Over a recent six-week period, Wisconsin Supreme Court candidate Ed Fallone has seen a huge increase in campaign donations -- nearly quadrupling his total receipts -- but incumbent Justice Pat Roggensack is still far ahead in the quest for cash.
New filings with the Government Accountability Board reveal that the candidates took in a combined $530,000 over the period between Feb. 5 and March 18, most of which came in after the Feb. 19 primary. Roggensack's campaign took in $295,000 during the filing period, bringing her total to $572,000. Her receipts (PDF) go back to the second half of 2011. Fallone, who had received just $80,000 before the new filing period, added $234,000 to his coffers. Though Fallone's new receipts outshine by far his totals before Feb. 5, he remains behind in the fundraising race with a reported $314,000.
The Supreme Court race is officially non-partisan, but political parties have weighed in with their checkbooks. The Republican Party of Wisconsin gave $26,000 to Roggensack's campaign, all since Feb. 5. Various local Republican organizations have given thousands more, and the total amount keeps rising as more donations arrive.
In addition to her campaign committee's huge financial advantage, Roggensack has received support from other groups in the form of issue advertisements, which do not count as direct contributions to her campaign.
Wisconsin Manufacturers & Commerce, a business trade association, has placed an ad supporting the incumbent justice. According to recent estimates, the conservative advocacy group Wisconsin Club for Growth placed $300,000 in ads for the primary, and according to documents filed with the Federal Communications Commission, has so far spent another $146,000 in the Milwaukee area for the general. (Milwaukee is the only media market covered by the FCC database. In smaller cities like Madison, files detailing ad purchases are housed at television stations.)
While two local Democratic Party groups contributed to Fallone this period, the state party has stayed out of the race.
But Fallone has received significant donations from unions. Education unions, including the American Federation of Teachers and the Wisconsin Education Association Council, have provided $36,000 to Fallone's campaign over this period. Other unions, such as the Wisconsin AFL-CIO and the Wisconsin Federation of Nurses and Health Professionals, have handed over more than $10,000.
But while politically oriented organizations contributed large sums, individual giving made up 82 percent of the total. Some of the noteworthy examples:
- Judy Faulkner, founder of Epic Systems, along with her husband Gordon, contributed $10,000 to Fallone's campaign. The two are active contributors to liberal candidates.
- Though Roggensack's list of contributors includes several wealthy business owners in and outside of Wisconsin, one of the most notable is Diane Hendricks, who gave $3,750 to Roggensack's campaign. The billionaire owner of the Hendricks Holding Co. is an enthusiastic political donor who gave $500,000 to support Republican Gov. Scott Walker in last year's recall election.

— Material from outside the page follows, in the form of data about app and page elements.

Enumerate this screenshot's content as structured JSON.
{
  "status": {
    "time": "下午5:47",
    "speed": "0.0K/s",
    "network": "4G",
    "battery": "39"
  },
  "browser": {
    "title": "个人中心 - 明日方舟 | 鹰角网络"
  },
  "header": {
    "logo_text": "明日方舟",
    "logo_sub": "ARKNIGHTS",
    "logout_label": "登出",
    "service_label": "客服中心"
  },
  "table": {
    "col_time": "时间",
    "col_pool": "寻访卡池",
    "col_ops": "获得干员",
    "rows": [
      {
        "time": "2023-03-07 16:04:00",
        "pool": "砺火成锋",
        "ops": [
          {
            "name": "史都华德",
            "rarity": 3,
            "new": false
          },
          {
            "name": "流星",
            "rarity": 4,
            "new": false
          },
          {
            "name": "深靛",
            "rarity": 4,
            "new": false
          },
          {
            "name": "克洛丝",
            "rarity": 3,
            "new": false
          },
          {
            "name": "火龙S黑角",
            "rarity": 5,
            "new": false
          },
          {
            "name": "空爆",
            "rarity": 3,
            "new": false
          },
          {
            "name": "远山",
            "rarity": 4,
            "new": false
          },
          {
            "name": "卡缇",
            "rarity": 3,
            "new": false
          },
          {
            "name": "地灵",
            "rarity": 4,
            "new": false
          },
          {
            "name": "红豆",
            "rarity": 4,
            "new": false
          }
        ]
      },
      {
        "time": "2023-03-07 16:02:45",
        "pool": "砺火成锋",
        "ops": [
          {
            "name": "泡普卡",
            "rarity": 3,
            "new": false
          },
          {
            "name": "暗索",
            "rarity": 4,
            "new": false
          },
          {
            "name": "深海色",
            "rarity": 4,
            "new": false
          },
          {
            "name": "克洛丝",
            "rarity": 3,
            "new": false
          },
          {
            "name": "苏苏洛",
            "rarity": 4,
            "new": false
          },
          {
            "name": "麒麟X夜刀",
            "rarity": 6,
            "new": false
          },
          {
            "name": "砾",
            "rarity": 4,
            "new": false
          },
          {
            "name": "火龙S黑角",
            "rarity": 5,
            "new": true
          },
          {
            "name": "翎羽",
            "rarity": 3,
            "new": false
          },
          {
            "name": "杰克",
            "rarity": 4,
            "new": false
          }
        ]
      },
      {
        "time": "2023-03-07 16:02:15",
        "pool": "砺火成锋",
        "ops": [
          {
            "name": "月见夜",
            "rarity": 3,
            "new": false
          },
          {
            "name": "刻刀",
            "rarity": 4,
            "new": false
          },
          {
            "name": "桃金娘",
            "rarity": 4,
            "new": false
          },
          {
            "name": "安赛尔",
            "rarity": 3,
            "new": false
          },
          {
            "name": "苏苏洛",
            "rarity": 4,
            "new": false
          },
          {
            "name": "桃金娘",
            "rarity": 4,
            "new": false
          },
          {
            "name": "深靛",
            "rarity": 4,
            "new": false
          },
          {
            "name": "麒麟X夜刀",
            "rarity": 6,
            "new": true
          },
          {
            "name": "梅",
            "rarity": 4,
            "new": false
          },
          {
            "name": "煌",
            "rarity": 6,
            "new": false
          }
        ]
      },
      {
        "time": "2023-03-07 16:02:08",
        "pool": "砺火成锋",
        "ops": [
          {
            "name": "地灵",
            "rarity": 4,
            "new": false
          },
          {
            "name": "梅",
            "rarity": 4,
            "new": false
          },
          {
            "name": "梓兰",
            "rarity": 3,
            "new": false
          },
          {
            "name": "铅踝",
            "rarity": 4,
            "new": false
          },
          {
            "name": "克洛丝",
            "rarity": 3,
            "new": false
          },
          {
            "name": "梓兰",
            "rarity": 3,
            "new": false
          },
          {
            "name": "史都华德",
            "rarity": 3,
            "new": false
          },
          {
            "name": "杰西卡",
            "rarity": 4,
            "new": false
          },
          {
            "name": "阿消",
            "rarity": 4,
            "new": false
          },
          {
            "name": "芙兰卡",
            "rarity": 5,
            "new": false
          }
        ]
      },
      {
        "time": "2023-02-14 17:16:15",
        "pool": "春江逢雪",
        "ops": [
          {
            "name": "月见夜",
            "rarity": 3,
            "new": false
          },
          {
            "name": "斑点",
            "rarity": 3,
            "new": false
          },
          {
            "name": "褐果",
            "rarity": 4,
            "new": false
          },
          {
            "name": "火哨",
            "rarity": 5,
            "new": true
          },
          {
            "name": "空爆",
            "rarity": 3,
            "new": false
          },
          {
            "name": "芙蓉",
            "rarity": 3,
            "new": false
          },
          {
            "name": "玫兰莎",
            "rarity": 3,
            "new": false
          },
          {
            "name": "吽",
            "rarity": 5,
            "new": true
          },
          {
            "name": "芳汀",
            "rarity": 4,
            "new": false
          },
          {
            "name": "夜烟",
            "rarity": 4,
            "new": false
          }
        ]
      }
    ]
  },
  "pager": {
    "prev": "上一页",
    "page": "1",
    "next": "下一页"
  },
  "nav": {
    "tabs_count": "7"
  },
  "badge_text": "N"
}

- Individuals identifying themselves as attorneys contributed more than $34,000 to Fallone. Several lawyers from personal injury firm Habush, Habush & Rottier SC, including Robert Habush and Daniel Rottier, contributed $12,650 to Fallone's campaign. Some of the firm's cases have been heard by the Supreme Court, at least one during Roggensack's first term.
- Members of Roggensack's own family, along with Roggensack herself, are also willing to donate. Individuals who shared the justice's last name, along with her daughter Ellen Brostrom, gave more than $13,000. Brostrom is a Milwaukee County Circuit Court judge. (The justice herself gave $148.)
Donations of $500 or more continue to be reported every 24 hours to the GAB, though any smaller donations from now until April 2 will not be released until after the election.
The following table depicts campaign contributions to Fallone and Roggensack between Feb. 5 and March 18, broken down by weekly totals.